=== Assigned task ===
Each entry is to be reproduced verbatim, and images are to be omitted.

(Collected data entries)
'''
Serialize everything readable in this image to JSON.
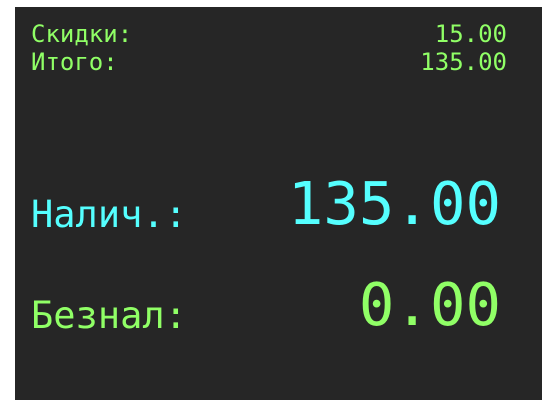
{
  "summary": {
    "discount_label": "Скидки:",
    "discount_value": "15.00",
    "total_label": "Итого:",
    "total_value": "135.00"
  },
  "payment": {
    "cash_label": "Налич.:",
    "cash_value": "135.00",
    "cashless_label": "Безнал:",
    "cashless_value": "0.00"
  },
  "colors": {
    "background": "#262626",
    "green_text": "#90ff66",
    "cyan_text": "#55ffff"
  }
}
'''
=== Your response ===
Serialize everything readable in this image to JSON.
{
  "summary": {
    "discount_label": "Скидки:",
    "discount_value": "15.00",
    "total_label": "Итого:",
    "total_value": "135.00"
  },
  "payment": {
    "cash_label": "Налич.:",
    "cash_value": "135.00",
    "cashless_label": "Безнал:",
    "cashless_value": "0.00"
  },
  "colors": {
    "background": "#262626",
    "green_text": "#90ff66",
    "cyan_text": "#55ffff"
  }
}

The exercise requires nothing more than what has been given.